Name: Szabolcs Toth
Background: Mechanical Engineering
Current Job: Technical Sales Consultant
Project Name: fleaMarketKW
Szabolcs Toth is a resident of Kuwait, a small country in the Gulf region with a population of just under 4 million people. It’s the fifth richest country in the world by per capita income and has a long history of attracting expats to help run the local businesses.
Although some expats end up as “lifers” and stay for 30+ years, most expats have an expiration time and leave in as little as six months. As with all relocation, there comes the hassle of packing up one’s life and getting rid of the non-essentials.
In his day-to-day routine, Szabolcs saw a constant stream of advertisements for furniture and personal belongings in local news sources. Most of the ads were simply photos pasted into a Word or Powerpoint document and advertised in newsletters.
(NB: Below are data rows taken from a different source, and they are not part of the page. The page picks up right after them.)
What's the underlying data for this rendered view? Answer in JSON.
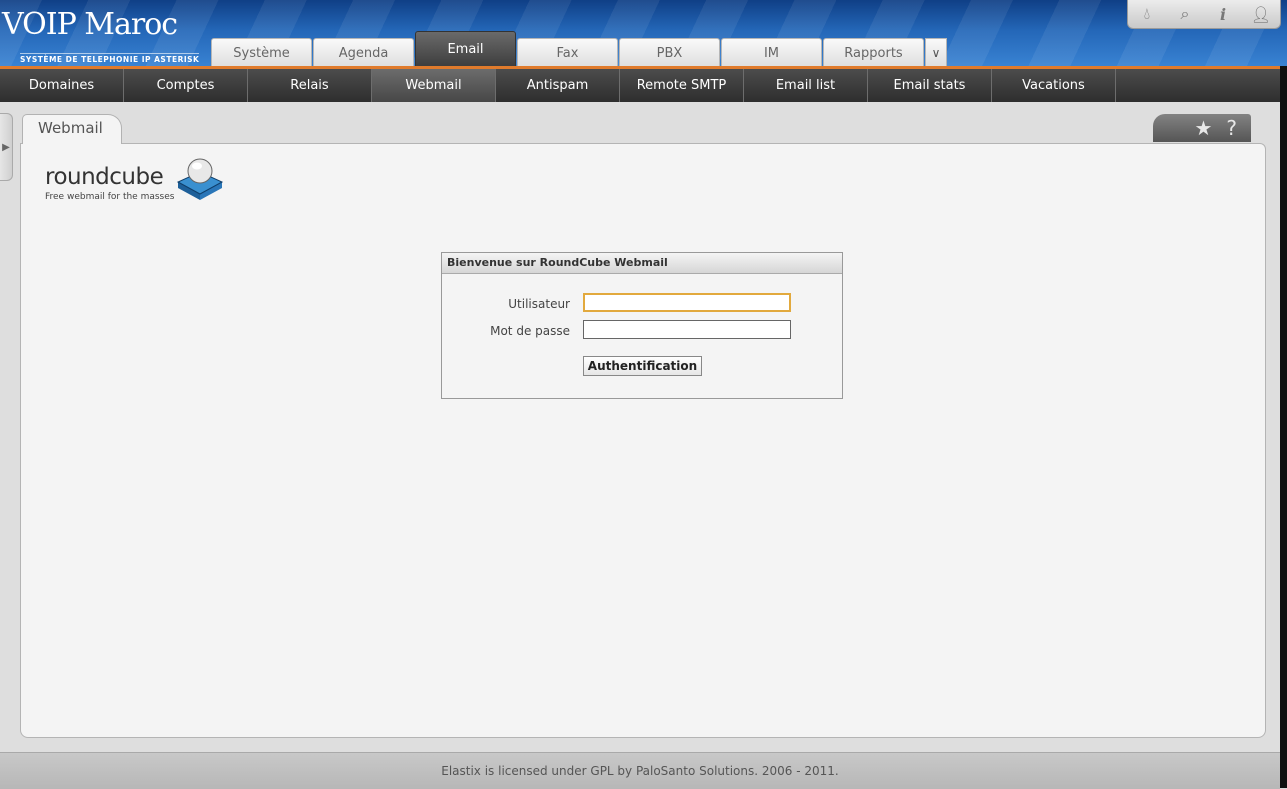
{
  "header": {
    "brand": "VOIP Maroc",
    "tagline": "SYSTÈME DE TELEPHONIE IP ASTERISK",
    "colors": {
      "header_blue": "#2467b8",
      "accent_orange": "#e07b2c"
    },
    "icons": [
      "drop-icon",
      "search-icon",
      "info-icon",
      "user-icon"
    ]
  },
  "main_tabs": [
    {
      "label": "Système",
      "active": false
    },
    {
      "label": "Agenda",
      "active": false
    },
    {
      "label": "Email",
      "active": true
    },
    {
      "label": "Fax",
      "active": false
    },
    {
      "label": "PBX",
      "active": false
    },
    {
      "label": "IM",
      "active": false
    },
    {
      "label": "Rapports",
      "active": false
    }
  ],
  "sub_tabs": [
    {
      "label": "Domaines",
      "active": false
    },
    {
      "label": "Comptes",
      "active": false
    },
    {
      "label": "Relais",
      "active": false
    },
    {
      "label": "Webmail",
      "active": true
    },
    {
      "label": "Antispam",
      "active": false
    },
    {
      "label": "Remote SMTP",
      "active": false
    },
    {
      "label": "Email list",
      "active": false
    },
    {
      "label": "Email stats",
      "active": false
    },
    {
      "label": "Vacations",
      "active": false
    }
  ],
  "page": {
    "tab_title": "Webmail",
    "tab_icons": [
      "star-icon",
      "help-icon"
    ]
  },
  "roundcube": {
    "logo_word": "roundcube",
    "logo_tag": "Free webmail for the masses"
  },
  "login": {
    "title": "Bienvenue sur RoundCube Webmail",
    "user_label": "Utilisateur",
    "user_value": "",
    "password_label": "Mot de passe",
    "password_value": "",
    "submit_label": "Authentification"
  },
  "footer": {
    "text": "Elastix is licensed under GPL by PaloSanto Solutions. 2006 - 2011."
  }
}
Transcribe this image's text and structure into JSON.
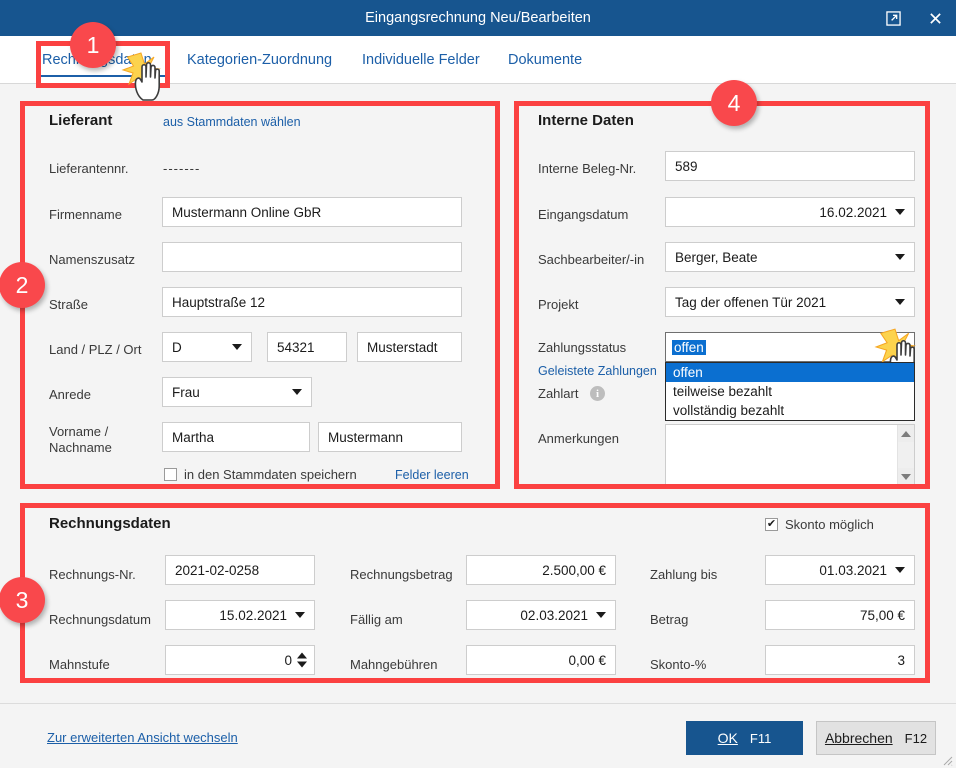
{
  "window": {
    "title": "Eingangsrechnung Neu/Bearbeiten",
    "popout_icon": "popout-icon",
    "close_icon": "close-icon",
    "titlebar_color": "#17558f"
  },
  "tabs": [
    {
      "label": "Rechnungsdaten",
      "active": true
    },
    {
      "label": "Kategorien-Zuordnung",
      "active": false
    },
    {
      "label": "Individuelle Felder",
      "active": false
    },
    {
      "label": "Dokumente",
      "active": false
    }
  ],
  "supplier": {
    "title": "Lieferant",
    "choose_link": "aus Stammdaten wählen",
    "labels": {
      "supplier_no": "Lieferantennr.",
      "company": "Firmenname",
      "name_addition": "Namenszusatz",
      "street": "Straße",
      "country_zip_city": "Land / PLZ / Ort",
      "salutation": "Anrede",
      "first_last_name_1": "Vorname /",
      "first_last_name_2": "Nachname"
    },
    "values": {
      "supplier_no": "-------",
      "company": "Mustermann Online GbR",
      "name_addition": "",
      "street": "Hauptstraße 12",
      "country": "D",
      "zip": "54321",
      "city": "Musterstadt",
      "salutation": "Frau",
      "first_name": "Martha",
      "last_name": "Mustermann"
    },
    "save_checkbox_label": "in den Stammdaten speichern",
    "save_checkbox_checked": false,
    "clear_link": "Felder leeren"
  },
  "internal": {
    "title": "Interne Daten",
    "labels": {
      "doc_no": "Interne Beleg-Nr.",
      "receipt_date": "Eingangsdatum",
      "clerk": "Sachbearbeiter/-in",
      "project": "Projekt",
      "payment_status": "Zahlungsstatus",
      "payments_made_link": "Geleistete Zahlungen",
      "payment_type": "Zahlart",
      "notes": "Anmerkungen"
    },
    "values": {
      "doc_no": "589",
      "receipt_date": "16.02.2021",
      "clerk": "Berger, Beate",
      "project": "Tag der offenen Tür 2021",
      "payment_status": "offen",
      "notes": ""
    },
    "payment_status_options": [
      "offen",
      "teilweise bezahlt",
      "vollständig bezahlt"
    ],
    "payment_status_open": true,
    "info_icon_glyph": "i"
  },
  "invoice": {
    "title": "Rechnungsdaten",
    "skonto_checkbox_label": "Skonto möglich",
    "skonto_checked": true,
    "labels": {
      "invoice_no": "Rechnungs-Nr.",
      "invoice_date": "Rechnungsdatum",
      "dunning_level": "Mahnstufe",
      "invoice_amount": "Rechnungsbetrag",
      "due_on": "Fällig am",
      "dunning_fees": "Mahngebühren",
      "payment_until": "Zahlung bis",
      "amount": "Betrag",
      "skonto_percent": "Skonto-%"
    },
    "values": {
      "invoice_no": "2021-02-0258",
      "invoice_date": "15.02.2021",
      "dunning_level": "0",
      "invoice_amount": "2.500,00 €",
      "due_on": "02.03.2021",
      "dunning_fees": "0,00 €",
      "payment_until": "01.03.2021",
      "amount": "75,00 €",
      "skonto_percent": "3"
    }
  },
  "footer": {
    "switch_link": "Zur erweiterten Ansicht wechseln",
    "ok_label": "OK",
    "ok_key": "F11",
    "cancel_label": "Abbrechen",
    "cancel_key": "F12"
  },
  "annotations": {
    "badges": [
      "1",
      "2",
      "3",
      "4"
    ],
    "color": "#f9484c"
  }
}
However, these were difficult to circulate due to the size of the documents.
Szabolcs envisioned a way for people to post their used belongings up for sale on an online flea market, providing an ecommerce channel to sell and trade used goods. Thus, the vision for fleaMarketKW was born.
Although Szabolcs had been ruminating over this idea for many years, he was only recently able to build out an MVP for the idea. He began learning to program with Ruby in 2009 and spent his nights coding scripts as a hobby. While he knew enough to build functional programs, he didn’t understand how to architect a complete Rails app and connect the separate structures.
When he came across BaseRails, he gave himself the challenge of bringing his flea market idea to life in one month. “I felt that I had many small islands and [BaseRails] built the bridges among them, this is how small pieces of information became ‘knowledge’”, says Szabolcs. He was most attracted to the idea of learning to build a full-featured online marketplace, particularly with Dropbox integration.
After completing the course, Szabolcs now understands the process of building a web app and the connections between each database model. He can independently add specific gems and read technical documentation to implement additional features for his website. Szabolcs has developed one of the most important skills an entrepreneur can have–the ability to hack together a working prototype for any idea.
His next steps? “Of course, I would like more and more people to use it,” he says. “I know creating awareness around your project is not easy, but I’m not giving up.” For most people, the hardest part of bringing an idea to life is the technical barrier. However, that’s really just the beginning. Szabolcs has succeeded in building a barebones MVP for fleaMarketKW, which is hugely rewarding in itself, but he’s just starting the groundwork of testing it with real users.
Szabolcs’s parting advice to aspiring entrepreneurs: “I was patient and that helped me a lot. I tried and failed many times and always decided that this would be the last. After months, I started again and again. Finally I did it.”